(Dataset extract Opens)

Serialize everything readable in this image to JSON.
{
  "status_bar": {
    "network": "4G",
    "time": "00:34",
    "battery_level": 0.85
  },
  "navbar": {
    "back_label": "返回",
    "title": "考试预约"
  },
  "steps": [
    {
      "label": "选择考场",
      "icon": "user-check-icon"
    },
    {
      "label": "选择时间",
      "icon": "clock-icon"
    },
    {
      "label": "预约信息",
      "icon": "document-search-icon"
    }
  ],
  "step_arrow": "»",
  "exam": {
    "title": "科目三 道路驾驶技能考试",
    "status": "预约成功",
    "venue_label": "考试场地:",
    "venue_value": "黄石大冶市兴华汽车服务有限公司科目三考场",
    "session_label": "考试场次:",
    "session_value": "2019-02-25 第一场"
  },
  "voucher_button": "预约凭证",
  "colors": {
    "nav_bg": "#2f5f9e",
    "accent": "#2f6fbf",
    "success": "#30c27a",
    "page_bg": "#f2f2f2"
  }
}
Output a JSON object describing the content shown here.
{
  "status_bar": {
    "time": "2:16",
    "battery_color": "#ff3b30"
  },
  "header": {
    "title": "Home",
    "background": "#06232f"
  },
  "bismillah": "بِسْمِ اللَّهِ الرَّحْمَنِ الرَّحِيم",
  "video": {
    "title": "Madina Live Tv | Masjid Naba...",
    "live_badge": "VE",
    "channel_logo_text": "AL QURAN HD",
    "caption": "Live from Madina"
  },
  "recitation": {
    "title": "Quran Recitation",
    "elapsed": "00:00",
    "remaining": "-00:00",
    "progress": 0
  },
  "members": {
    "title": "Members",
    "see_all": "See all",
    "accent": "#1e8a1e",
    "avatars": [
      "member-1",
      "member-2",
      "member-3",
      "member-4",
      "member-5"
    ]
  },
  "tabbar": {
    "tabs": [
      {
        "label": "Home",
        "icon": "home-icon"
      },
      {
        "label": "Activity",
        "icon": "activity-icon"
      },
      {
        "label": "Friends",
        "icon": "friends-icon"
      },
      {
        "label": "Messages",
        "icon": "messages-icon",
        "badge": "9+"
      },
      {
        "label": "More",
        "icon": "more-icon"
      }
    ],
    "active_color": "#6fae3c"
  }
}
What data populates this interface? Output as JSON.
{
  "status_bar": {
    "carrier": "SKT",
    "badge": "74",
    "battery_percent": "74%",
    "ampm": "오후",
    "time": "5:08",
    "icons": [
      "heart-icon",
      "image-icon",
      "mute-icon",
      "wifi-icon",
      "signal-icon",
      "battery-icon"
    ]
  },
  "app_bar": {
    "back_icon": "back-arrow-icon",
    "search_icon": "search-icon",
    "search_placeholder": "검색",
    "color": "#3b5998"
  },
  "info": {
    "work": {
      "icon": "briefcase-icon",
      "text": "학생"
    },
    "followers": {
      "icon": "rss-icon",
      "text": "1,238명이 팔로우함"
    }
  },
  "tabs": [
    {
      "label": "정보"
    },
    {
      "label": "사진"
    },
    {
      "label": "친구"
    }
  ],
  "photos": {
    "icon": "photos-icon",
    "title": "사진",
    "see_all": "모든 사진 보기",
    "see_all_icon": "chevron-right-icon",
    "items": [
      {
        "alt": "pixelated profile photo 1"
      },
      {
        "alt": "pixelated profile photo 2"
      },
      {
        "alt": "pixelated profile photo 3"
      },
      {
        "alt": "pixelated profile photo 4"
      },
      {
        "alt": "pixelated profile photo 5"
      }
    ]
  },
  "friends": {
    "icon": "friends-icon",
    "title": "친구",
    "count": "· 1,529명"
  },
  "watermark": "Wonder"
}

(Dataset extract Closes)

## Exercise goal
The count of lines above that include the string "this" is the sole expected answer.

## Response
2